This is the final production floor plan for our new kitchen cabinets. #1 cabinet is the one where the post from my previous entry is, and is a full height pantry cabinet (90 inches tall). #2 is the refrigerator, #3 is a tall single-oven unit, and #4 is another tall pantry unit, like #1. Cabinets #5 through #11 are all base units of various stripes: drawers, cabinets, sink unit (#8, under the window), dishwasher (#9). #12 and #13 are actually horizontal wall cabinet units that we are hanging under the window and away from the wall on a frame that will be hidden by a piece of wood over top. Here’s the elevation of this wall to get a better sense of things:
This diagram shows which cabinets are drawers vs. leaf doors, the placement of the windows (which are existing), and the bank of wall cabinets we will hang between the two windows. The house ends on the left-hand side of this diagram, so that short bank of cabinets (#12 and #13) are technically in the dining room.
Back to the floor plan, obviously the chunk of stuff in the middle is the new island!
Back when we began this grand adventure, we were really motivated to update the aesthetics of the kitchen.
There was a whole lot to hate about this kitchen, beginning with the “TV fly screen” granite counter tops. The blond veneer cabinet doors had seen better days, as had the white MDF cabinet units. Sometime last fall our oven died, and I’ve never been a fan of those open display shelves next to the window. And the giant out of place crown molding was an even worse eyesore when it was painted fetal pig beige. This photo spares us the hideous tile floor, which, sadly, was placed on top of sub-flooring, so there was never the option to pull it out and expose the existing hardwood.
What we DID like about this kitchen was the layout – for the most part. It’s a big kitchen, and all the important parts were in the right place. We did decide to move the cook top to the island in order to accommodate the full height pantries along that back wall, but that’s the only appliance that’s moving any significant distance. Oh! And the microwave, which will be (hallelujah!) hidden in the island. It’s been a lifelong wish of mine to get the microwave out of my line of sight. Love the convenience, detest the look.

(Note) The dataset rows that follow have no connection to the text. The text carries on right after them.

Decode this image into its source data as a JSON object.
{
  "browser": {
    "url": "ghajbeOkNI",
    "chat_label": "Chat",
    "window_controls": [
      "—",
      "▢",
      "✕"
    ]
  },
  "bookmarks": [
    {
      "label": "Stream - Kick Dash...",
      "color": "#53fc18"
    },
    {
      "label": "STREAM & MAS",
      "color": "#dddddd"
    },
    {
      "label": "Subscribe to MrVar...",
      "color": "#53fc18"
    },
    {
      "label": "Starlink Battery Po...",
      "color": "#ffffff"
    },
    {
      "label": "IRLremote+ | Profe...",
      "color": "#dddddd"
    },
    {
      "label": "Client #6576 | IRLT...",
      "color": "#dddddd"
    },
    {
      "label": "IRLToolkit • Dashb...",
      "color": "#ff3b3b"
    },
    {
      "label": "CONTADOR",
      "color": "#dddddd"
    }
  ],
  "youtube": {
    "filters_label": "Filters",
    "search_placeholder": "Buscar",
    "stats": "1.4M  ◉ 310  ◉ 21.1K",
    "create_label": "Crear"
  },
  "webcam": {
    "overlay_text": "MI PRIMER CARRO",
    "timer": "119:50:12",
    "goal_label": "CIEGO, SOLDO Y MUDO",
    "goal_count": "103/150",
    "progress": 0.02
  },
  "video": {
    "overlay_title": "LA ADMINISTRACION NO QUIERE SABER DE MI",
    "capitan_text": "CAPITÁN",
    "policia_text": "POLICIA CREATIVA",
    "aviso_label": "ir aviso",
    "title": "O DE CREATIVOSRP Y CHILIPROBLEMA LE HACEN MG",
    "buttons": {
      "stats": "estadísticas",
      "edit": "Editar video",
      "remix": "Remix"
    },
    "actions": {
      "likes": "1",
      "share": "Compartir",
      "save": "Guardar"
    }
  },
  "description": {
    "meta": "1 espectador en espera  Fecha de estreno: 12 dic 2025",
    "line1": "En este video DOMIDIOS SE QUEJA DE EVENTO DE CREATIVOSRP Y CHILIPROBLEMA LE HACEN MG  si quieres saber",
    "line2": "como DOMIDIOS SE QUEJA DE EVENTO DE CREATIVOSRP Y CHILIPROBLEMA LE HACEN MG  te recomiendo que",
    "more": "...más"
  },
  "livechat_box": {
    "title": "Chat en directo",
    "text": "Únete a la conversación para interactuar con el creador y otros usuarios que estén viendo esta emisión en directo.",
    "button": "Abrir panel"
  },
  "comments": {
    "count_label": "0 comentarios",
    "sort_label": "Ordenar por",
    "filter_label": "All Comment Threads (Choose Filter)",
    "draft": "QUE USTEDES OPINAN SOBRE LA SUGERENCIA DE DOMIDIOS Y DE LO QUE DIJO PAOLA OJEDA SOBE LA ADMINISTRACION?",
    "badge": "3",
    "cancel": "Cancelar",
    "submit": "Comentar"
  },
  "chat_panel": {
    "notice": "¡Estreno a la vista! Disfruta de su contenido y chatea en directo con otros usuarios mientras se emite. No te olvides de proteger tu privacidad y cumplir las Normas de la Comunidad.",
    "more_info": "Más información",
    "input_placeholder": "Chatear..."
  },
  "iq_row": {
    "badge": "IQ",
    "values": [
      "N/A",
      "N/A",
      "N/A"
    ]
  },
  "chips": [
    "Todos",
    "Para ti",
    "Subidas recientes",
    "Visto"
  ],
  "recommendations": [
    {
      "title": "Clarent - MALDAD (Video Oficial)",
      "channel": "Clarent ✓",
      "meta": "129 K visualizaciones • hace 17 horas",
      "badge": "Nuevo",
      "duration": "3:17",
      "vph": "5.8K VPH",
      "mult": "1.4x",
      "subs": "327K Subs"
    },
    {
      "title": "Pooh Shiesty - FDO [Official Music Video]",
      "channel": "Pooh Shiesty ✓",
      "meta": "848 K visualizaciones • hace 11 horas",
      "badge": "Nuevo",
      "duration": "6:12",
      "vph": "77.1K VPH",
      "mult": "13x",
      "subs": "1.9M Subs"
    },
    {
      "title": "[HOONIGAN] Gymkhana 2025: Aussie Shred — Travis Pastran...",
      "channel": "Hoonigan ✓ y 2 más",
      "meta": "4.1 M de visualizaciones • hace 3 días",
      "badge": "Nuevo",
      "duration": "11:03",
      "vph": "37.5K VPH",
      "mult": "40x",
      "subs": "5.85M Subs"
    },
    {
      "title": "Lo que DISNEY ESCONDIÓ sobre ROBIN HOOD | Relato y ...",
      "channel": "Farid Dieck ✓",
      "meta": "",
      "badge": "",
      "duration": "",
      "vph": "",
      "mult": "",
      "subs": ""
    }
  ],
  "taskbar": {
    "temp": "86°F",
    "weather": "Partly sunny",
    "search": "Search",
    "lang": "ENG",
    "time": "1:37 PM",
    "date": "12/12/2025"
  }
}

Based on our desired floor plan, I managed to discover the most amazing inspiration photo online one day.
We are totally copying the layout of this kitchen, though we are hoping not to have a range hood drop down like it does here (and instead have a fan flush-mounted to the ceiling. Still checking code on this one).
The cabinets are (were? I think they may be finshed!) made by Viola Park, a new-ish company founded by drooltastic kitchen cabinet maker, HenryBuilt. Based and manufactured in Seattle, we are thrilled to have a beautiful USA-made product in our kitchen. Viola Park aims to fill the market gap between IKEA and high-end European. So far we think they have succeeded; click over to their Web site and let me know if you agree.
All of the cabinets along the walls are plain-front pigmented lacquer, like this – we chose these knobs, too:
Our cabinet color will be close to this; it’s Snowfall:
It looks more gray on the Web than in real life.
And, yes, we are including one of those open-drawer units for wow-factor; this one is trimmed in bright green; ours is Marigold:
The island is made out of bamboo, stained a chestnut finish:
The open-front drawers are made out of this, too.
Designing the kitchen cabinet layout was a good amount of work, but fun, too. It included a one-day trip with my mom up to the HenryBuilt showroom in Seattle so I could touch the materials and meet my New York-based designer, John, while he was in town.
Pretty stunning, eh? Most of this is the higher-end, custom, and pricey HenryBuilt — in the back there you can see a bright blue horizontal wall cabinet, which is part of one of the Viola Park installations. I took this trip on January 15, 2010. Within a few weeks John, Josh, and I had finalized our layout (all over phone and email); our cabinets are scheduled to arrive the week of May 10. I felt like we were decisive and motivated — and it was still a four-month process! So worth it, though.
This post is feeling long so I’ll stop here. Someday I’ll write about other kitchen components, like appliances, faucet, and wallpaper (yes!).